Speaker Faiq in her remarks said, "Generally during elections all the political parties decide how to campaign and publicize their views, they follow a specific path. And in the elections any political party or movement can show what sets them apart, they are free to do so. But after the election, the situation changes to the necessity of working together.”

She added, "This doesn’t mean that the political parties have completely put aside their differences, which will remain, but a more important issue of the greater interest comes to the fore, and tensions that arose during the election reduce. The political elite is wise enough to know that the tensions during the election mustn’t be transferred to the post-election period, the political process needs calm and wisdom.”

The Parliament Speaker also spoke about three-way stability in Iraq, with the possibility of Iraq becoming a source of stability in the wider region. She said, "The political leadership of Kurdistan in 2003 voluntarily participated in building a new Iraq, based on republicanism and the Kurdistani people’s vote in favour of the Iraqi Constitution, meaning that our people were willing to accept a deal with the new Iraq. This initiative was established in the discussions on the Iraqi Constitution, and we all insist that the Constitution should be implemented as it is. But the fact is that we have to change something else about ourselves: The political and governing elite in Iraq must accept that this country has changed from a centralized system to a federal state, and this change should be reflected at every juncture.”

Dr. Faiq gave two examples of laws that were passed in the previous term of the Iraqi Council of Representatives: the Provincial Election Law, which was a violation of the Constitution and which the Kurdistan Parliament successfully challenged legally; and the Iraq Financial Management Law, which Kurdistan Parliament could not challenge because the federal court accepted it.

She said that she wants Iraq to be strong politically and economically, and in a political position to protect its borders.

"We are in another race for stability, it is important that both the winning and losing parties accept the results of the election, because the state is built on the election results," Speaker Faiq added.

The Parliament Speaker added, “We should all know that the lack of participation in the election isn’t normal and will not just pass.
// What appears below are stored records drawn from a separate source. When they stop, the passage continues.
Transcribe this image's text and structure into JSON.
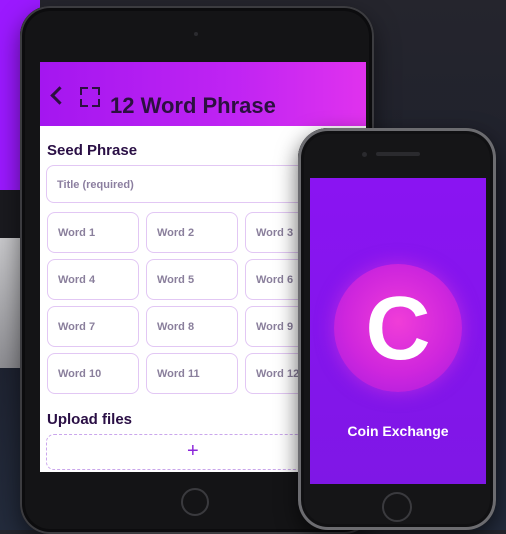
{
  "tablet_app": {
    "header": {
      "title": "12 Word Phrase"
    },
    "seed_section": {
      "label": "Seed Phrase",
      "title_placeholder": "Title (required)"
    },
    "words": [
      "Word 1",
      "Word 2",
      "Word 3",
      "Word 4",
      "Word 5",
      "Word 6",
      "Word 7",
      "Word 8",
      "Word 9",
      "Word 10",
      "Word 11",
      "Word 12"
    ],
    "upload_section": {
      "label": "Upload files",
      "add_symbol": "+"
    }
  },
  "phone_app": {
    "logo_letter": "C",
    "app_name": "Coin Exchange"
  },
  "colors": {
    "accent": "#a416f0",
    "accent_pink": "#e032ee",
    "phone_bg": "#8a14f2",
    "text_dark": "#2a0f45"
  },
  "icons": [
    "back-icon",
    "scan-icon",
    "plus-icon",
    "coin-logo"
  ]
}
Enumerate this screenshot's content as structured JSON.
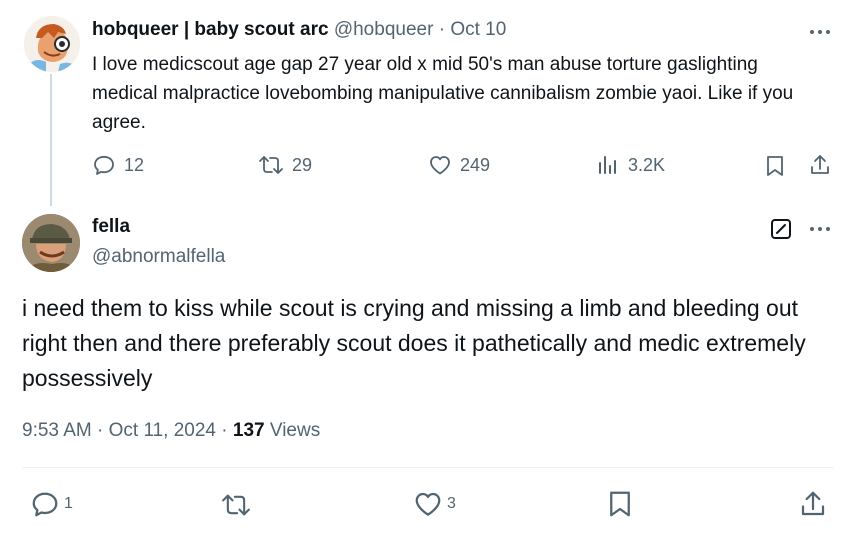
{
  "parent_tweet": {
    "display_name": "hobqueer | baby scout arc",
    "handle": "@hobqueer",
    "separator": "·",
    "date": "Oct 10",
    "text": "I love medicscout age gap 27 year old x mid 50's man abuse torture gaslighting medical malpractice lovebombing manipulative cannibalism zombie yaoi. Like if you agree.",
    "stats": {
      "replies": "12",
      "reposts": "29",
      "likes": "249",
      "views": "3.2K"
    }
  },
  "main_tweet": {
    "display_name": "fella",
    "handle": "@abnormalfella",
    "text": "i need them to kiss while scout is crying and missing a limb and bleeding out right then and there preferably scout does it pathetically and medic extremely possessively",
    "time": "9:53 AM",
    "sep1": "·",
    "date": "Oct 11, 2024",
    "sep2": "·",
    "views_count": "137",
    "views_label": "Views",
    "stats": {
      "replies": "1",
      "likes": "3"
    }
  },
  "colors": {
    "text": "#0f1419",
    "muted": "#536471",
    "divider": "#eff3f4",
    "thread_line": "#cfd9de"
  }
}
An Iraqi refusing to vote, whether in Kurdistan Region or Basra, is not the same as someone voting in a democratic country, where their life is secure, there is great stability, in terms of education, health and politics as well, and they believe that change through elections don’t have much of a role and impact on their life.”

“The election boycotting [low voter turnout] in Kurdistan Region and Iraq should be debated and researched, and forming a majority or consensus government is not enough. The main goal of this government should be reconciliation and building trust, because the political process is better when everyone participates.”

"The third pillar of stability is the economic issue. The next government, the new cabinet and the House of Representatives should have as their main goal to change Iraq from an oil economy to one that has many sources of income."

She also emphasized that Iraq's economy should develop other sectors, as it is hostage to the oil market and should not continue as it has done for the past 16 years.